And now Sekera is hurt after hit from Getzlaf. Not sure what happened pic.twitter.com/VPo0eMJUJX— Pete Blackburn (@PeteBlackburn) May 6, 2017
In a playoff (what are those again?) game against the Ducks (boo! booooooooooooooooooo!), a fairly innocuous hit took Andrej Sekera out of the game. And, I would argue, the resulting gaping hole on the blueline in large part took the Oilers out of the series and into golf season.
This injury, though, was quite a bit more serious than the 2015 injury.
This time it was a torn ACL.
An ACL that required surgery.
And a timeline for return that was six-to-nine months long.
An astute observer might have put that situation together with Peter Chiarelli’s subsequent inability or unwillingness to backfill the resulting massive blueline gap as putting the team’s playoff hopes at risk before the season even began. Some did.
Return of the Reji
Sekera returned to action near the end of December 2017 – about 7 and a half months after the injury, or basically right at the mid-point of the original six-to-nine month estimate.
The results haven’t been pretty:
Now that should look familiar. A bit of a rough start, a short burst of goodness, and then … well if Donald Trump’s hair were a hockey stats chart, that’s about what it would look like. If we compare the first month or so of the 2015 chart with this chart, the similarities are highly … um … similar.
‘History don’t repeat, but it sure do rhyme’
Now, I’m not a doctor, so I can’t tell you for sure that the similarity of these two traces is really anything more than a coincidence.
What I will say is that, the second trace is not a surprise. Over the years, observation and interviews with players recovering from knee injuries tells a fairly consistent story. Knee injuries not only impact mobility, but they impact confidence. As a result, they can hamper a player for quite a long time after the knee itself is recovered.
In fact, I remember an Oiler from the 90s (it was either Smytty or Dougie Weight, and you know neither of those guys would have been dogging it) saying it took him almost a full year after a knee injury to stop thinking about the knee as he was playing.
OK, so that brings us fully to the present, at which point I will reiterate that none of what we’re seeing from Seksy should be surprising. The guy couldn’t train the entire off-season, missed training camp, and now he’s thrown into the crucible of a badly faltering team in regular season games where all the players he’s facing are already in mid-season form.
His past, and the history of other players recovering from serious joint injuries, suggests that the struggles we see now will continue for a month or more. It may be even longer given the severity of the injury, and the worst may be yet to come!
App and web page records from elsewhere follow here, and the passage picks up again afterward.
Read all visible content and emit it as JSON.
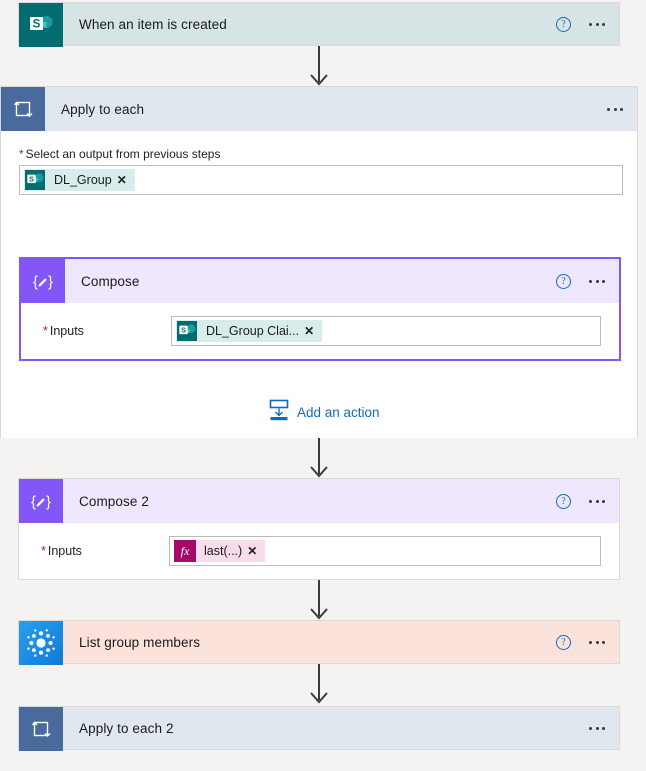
{
  "app": {
    "name": "power-automate-flow-designer",
    "background_color": "#f4f3f2"
  },
  "colors": {
    "sharepoint_teal": "#036c70",
    "loop_blue": "#486a9c",
    "compose_purple": "#8257f5",
    "azure_blue": "#1b93eb",
    "link_blue": "#0f6cbd",
    "required_red": "#a4262c",
    "token_teal_bg": "#d9ecec",
    "token_pink_bg": "#f7dcea",
    "fx_magenta": "#a4096c",
    "trigger_card_bg": "#d7e4e5",
    "loop_card_bg": "#e1e7ef",
    "compose_card_bg": "#eee7fd",
    "lgm_card_bg": "#fbe3db"
  },
  "trigger": {
    "title": "When an item is created",
    "icon": "sharepoint-icon",
    "help_label": "?",
    "menu_label": "..."
  },
  "apply_to_each": {
    "title": "Apply to each",
    "icon": "loop-icon",
    "menu_label": "...",
    "field": {
      "label": "Select an output from previous steps",
      "required_marker": "*",
      "token": {
        "label": "DL_Group",
        "icon": "sharepoint-icon",
        "remove_label": "✕"
      }
    },
    "compose": {
      "title": "Compose",
      "icon": "compose-icon",
      "help_label": "?",
      "menu_label": "...",
      "field": {
        "label": "Inputs",
        "required_marker": "*",
        "token": {
          "label": "DL_Group Clai...",
          "icon": "sharepoint-icon",
          "remove_label": "✕"
        }
      }
    },
    "add_action": {
      "label": "Add an action",
      "icon": "add-action-icon"
    }
  },
  "compose2": {
    "title": "Compose 2",
    "icon": "compose-icon",
    "help_label": "?",
    "menu_label": "...",
    "field": {
      "label": "Inputs",
      "required_marker": "*",
      "token": {
        "label": "last(...)",
        "icon": "fx-icon",
        "icon_text": "fx",
        "remove_label": "✕"
      }
    }
  },
  "list_group_members": {
    "title": "List group members",
    "icon": "azure-ad-icon",
    "help_label": "?",
    "menu_label": "..."
  },
  "apply_to_each_2": {
    "title": "Apply to each 2",
    "icon": "loop-icon",
    "menu_label": "..."
  }
}
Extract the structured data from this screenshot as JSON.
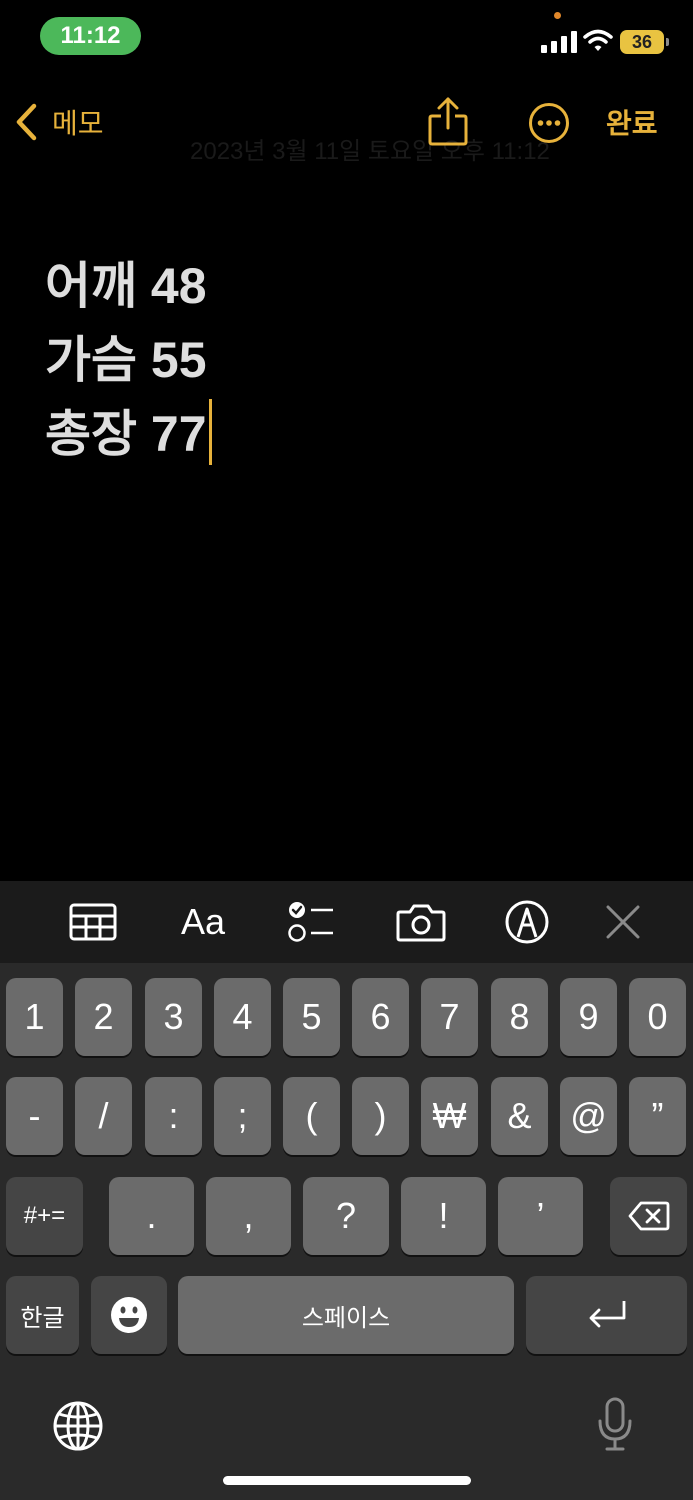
{
  "status_bar": {
    "time": "11:12",
    "battery_level": "36"
  },
  "nav": {
    "back_label": "메모",
    "ghost_date": "2023년 3월 11일 토요일 오후 11:12",
    "done_label": "완료",
    "accent_color": "#e7b23b"
  },
  "note": {
    "lines": [
      "어깨 48",
      "가슴 55",
      "총장 77"
    ]
  },
  "toolbar": {
    "items": [
      "table-icon",
      "Aa",
      "checklist-icon",
      "camera-icon",
      "markup-icon",
      "close-icon"
    ],
    "format_label": "Aa"
  },
  "keyboard": {
    "row1": [
      "1",
      "2",
      "3",
      "4",
      "5",
      "6",
      "7",
      "8",
      "9",
      "0"
    ],
    "row2": [
      "-",
      "/",
      ":",
      ";",
      "(",
      ")",
      "₩",
      "&",
      "@",
      "”"
    ],
    "row3": {
      "symbols_key": "#+=",
      "keys": [
        ".",
        ",",
        "?",
        "!",
        "’"
      ]
    },
    "row4": {
      "language_key": "한글",
      "space_label": "스페이스"
    }
  }
}
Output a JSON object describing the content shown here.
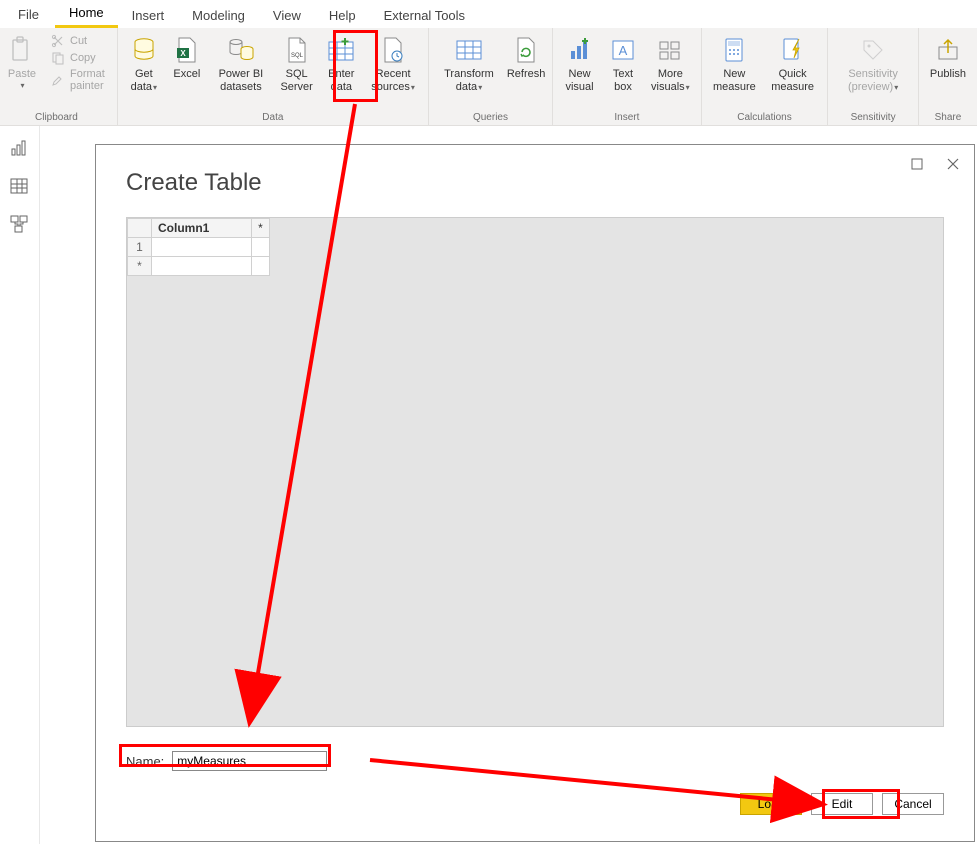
{
  "tabs": {
    "file": "File",
    "home": "Home",
    "insert": "Insert",
    "modeling": "Modeling",
    "view": "View",
    "help": "Help",
    "external": "External Tools"
  },
  "clipboard": {
    "paste": "Paste",
    "cut": "Cut",
    "copy": "Copy",
    "format_painter": "Format painter",
    "group": "Clipboard"
  },
  "data": {
    "get_data": "Get data",
    "excel": "Excel",
    "powerbi_ds": "Power BI datasets",
    "sql": "SQL Server",
    "enter_data": "Enter data",
    "recent": "Recent sources",
    "group": "Data"
  },
  "queries": {
    "transform": "Transform data",
    "refresh": "Refresh",
    "group": "Queries"
  },
  "insert": {
    "new_visual": "New visual",
    "text_box": "Text box",
    "more_visuals": "More visuals",
    "group": "Insert"
  },
  "calc": {
    "new_measure": "New measure",
    "quick_measure": "Quick measure",
    "group": "Calculations"
  },
  "sensitivity": {
    "label": "Sensitivity (preview)",
    "group": "Sensitivity"
  },
  "share": {
    "publish": "Publish",
    "group": "Share"
  },
  "dialog": {
    "title": "Create Table",
    "col1": "Column1",
    "star": "*",
    "row1": "1",
    "name_label": "Name:",
    "name_value": "myMeasures",
    "load": "Load",
    "edit": "Edit",
    "cancel": "Cancel"
  }
}
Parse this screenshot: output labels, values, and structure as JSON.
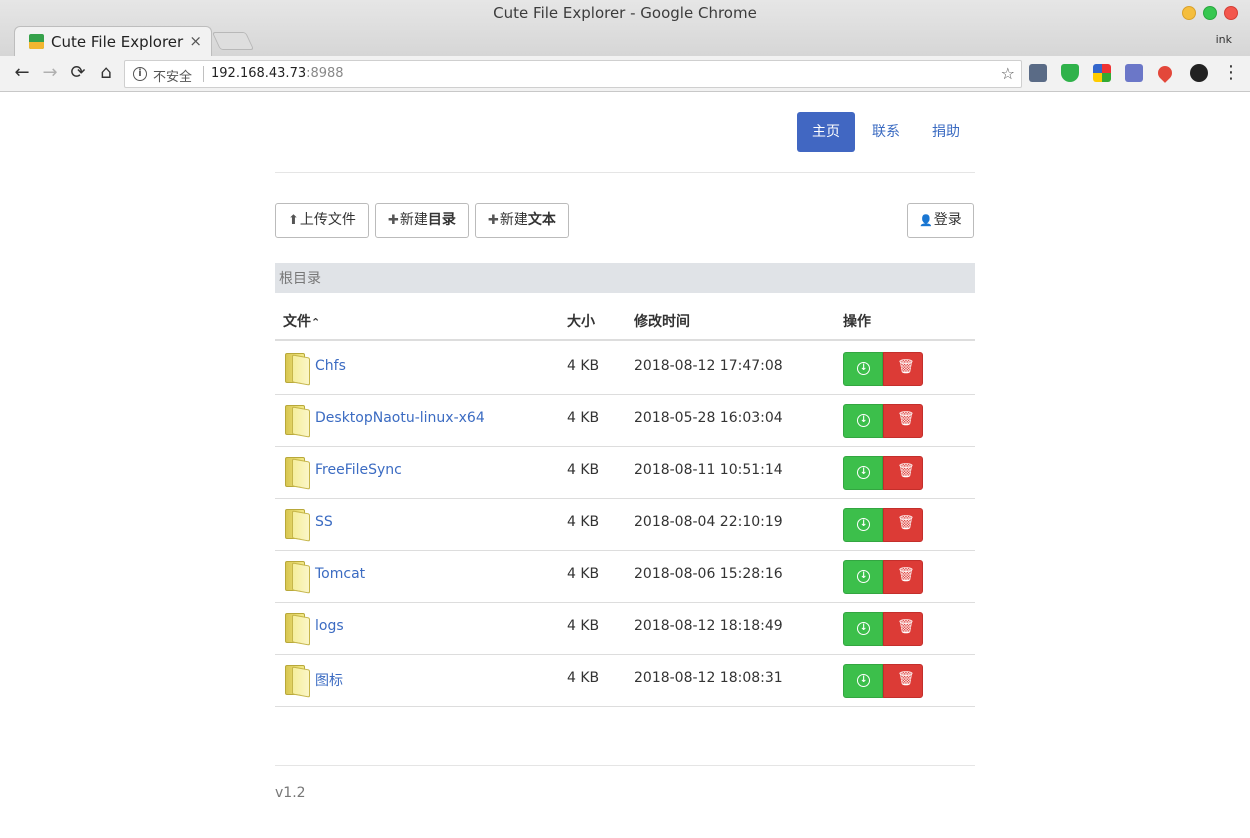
{
  "window": {
    "title": "Cute File Explorer - Google Chrome",
    "user": "ink"
  },
  "tab": {
    "title": "Cute File Explorer",
    "close": "×"
  },
  "toolbar": {
    "back": "←",
    "forward": "→",
    "reload": "⟳",
    "home": "⌂",
    "security_label": "不安全",
    "url_host": "192.168.43.73",
    "url_port": ":8988",
    "star": "☆",
    "menu": "⋮"
  },
  "nav": {
    "home": "主页",
    "contact": "联系",
    "donate": "捐助"
  },
  "actions": {
    "upload_icon": "⬆",
    "upload": "上传文件",
    "new_prefix": "新建",
    "new_dir": "目录",
    "new_text": "文本",
    "plus": "✚",
    "user_icon": "👤",
    "login": "登录"
  },
  "breadcrumb": "根目录",
  "table": {
    "headers": {
      "file": "文件",
      "sort": "⌃",
      "size": "大小",
      "modified": "修改时间",
      "ops": "操作"
    },
    "rows": [
      {
        "name": "Chfs",
        "size": "4 KB",
        "modified": "2018-08-12 17:47:08"
      },
      {
        "name": "DesktopNaotu-linux-x64",
        "size": "4 KB",
        "modified": "2018-05-28 16:03:04"
      },
      {
        "name": "FreeFileSync",
        "size": "4 KB",
        "modified": "2018-08-11 10:51:14"
      },
      {
        "name": "SS",
        "size": "4 KB",
        "modified": "2018-08-04 22:10:19"
      },
      {
        "name": "Tomcat",
        "size": "4 KB",
        "modified": "2018-08-06 15:28:16"
      },
      {
        "name": "logs",
        "size": "4 KB",
        "modified": "2018-08-12 18:18:49"
      },
      {
        "name": "图标",
        "size": "4 KB",
        "modified": "2018-08-12 18:08:31"
      }
    ]
  },
  "footer": {
    "version": "v1.2"
  },
  "colors": {
    "primary": "#4167c2",
    "link": "#3b6bc2",
    "success": "#3cbf4b",
    "danger": "#dc3b36"
  }
}
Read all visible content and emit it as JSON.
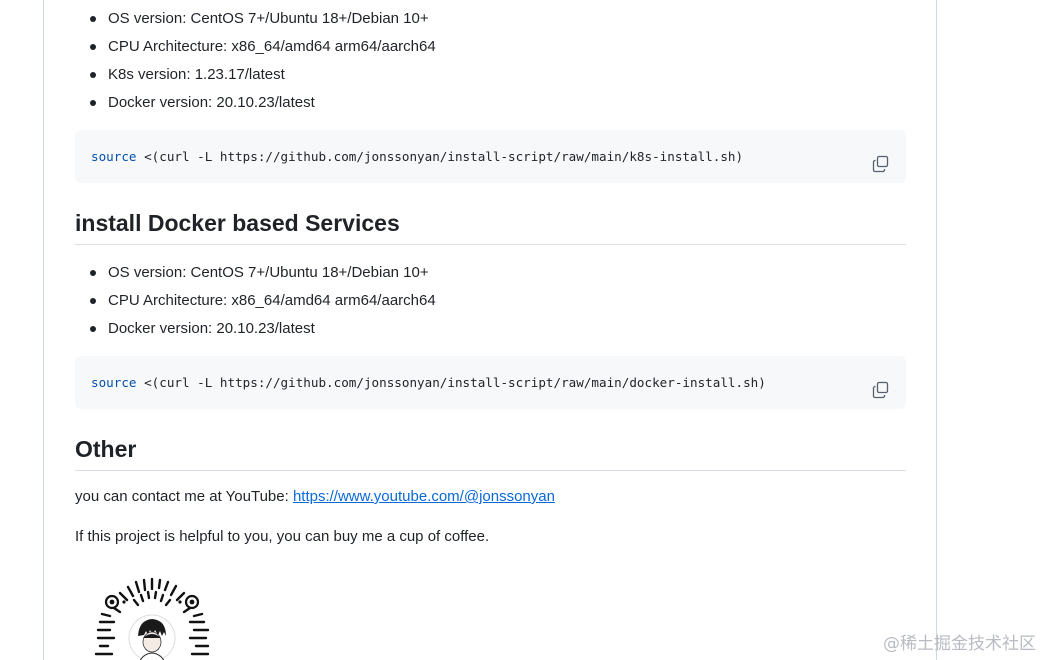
{
  "k8s_section": {
    "requirements": [
      "OS version: CentOS 7+/Ubuntu 18+/Debian 10+",
      "CPU Architecture: x86_64/amd64 arm64/aarch64",
      "K8s version: 1.23.17/latest",
      "Docker version: 20.10.23/latest"
    ],
    "command_keyword": "source",
    "command_rest": " <(curl -L https://github.com/jonssonyan/install-script/raw/main/k8s-install.sh)"
  },
  "docker_section": {
    "title": "install Docker based Services",
    "requirements": [
      "OS version: CentOS 7+/Ubuntu 18+/Debian 10+",
      "CPU Architecture: x86_64/amd64 arm64/aarch64",
      "Docker version: 20.10.23/latest"
    ],
    "command_keyword": "source",
    "command_rest": " <(curl -L https://github.com/jonssonyan/install-script/raw/main/docker-install.sh)"
  },
  "other_section": {
    "title": "Other",
    "contact_text": "you can contact me at YouTube: ",
    "contact_link": "https://www.youtube.com/@jonssonyan",
    "coffee_text": "If this project is helpful to you, you can buy me a cup of coffee."
  },
  "watermark": "@稀土掘金技术社区",
  "icons": {
    "copy": "copy-icon",
    "qr": "qr-code"
  },
  "colors": {
    "link": "#0969da",
    "code_bg": "#f6f8fa",
    "code_keyword": "#0550ae"
  }
}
After that, we should see a steady return to the smart, mobile, do-everything, all-phases defender we’re used to seeing. It will be too late for this season of course. But I will bet 100% that it will happen.
That player, the guy who was a rock on the top four last season, is a valuable and important commodity.
Bear that in mind when you think about trading him based on the still-recovering carcass we’re seeing right now.
He’s going to be useful for another few years is my bet. My point is not that we shouldn’t consider trading him, now or in the future. Every player is fair game for trade. It’s just a matter of what you get back in return. And the Oilers perhaps more than any other team cannot afford to lose yet another trade. If we do trade Seksy, we better get a hell of a lot more back than Cap Space (who is necessary and maybe even good in the room, but I hate that guy).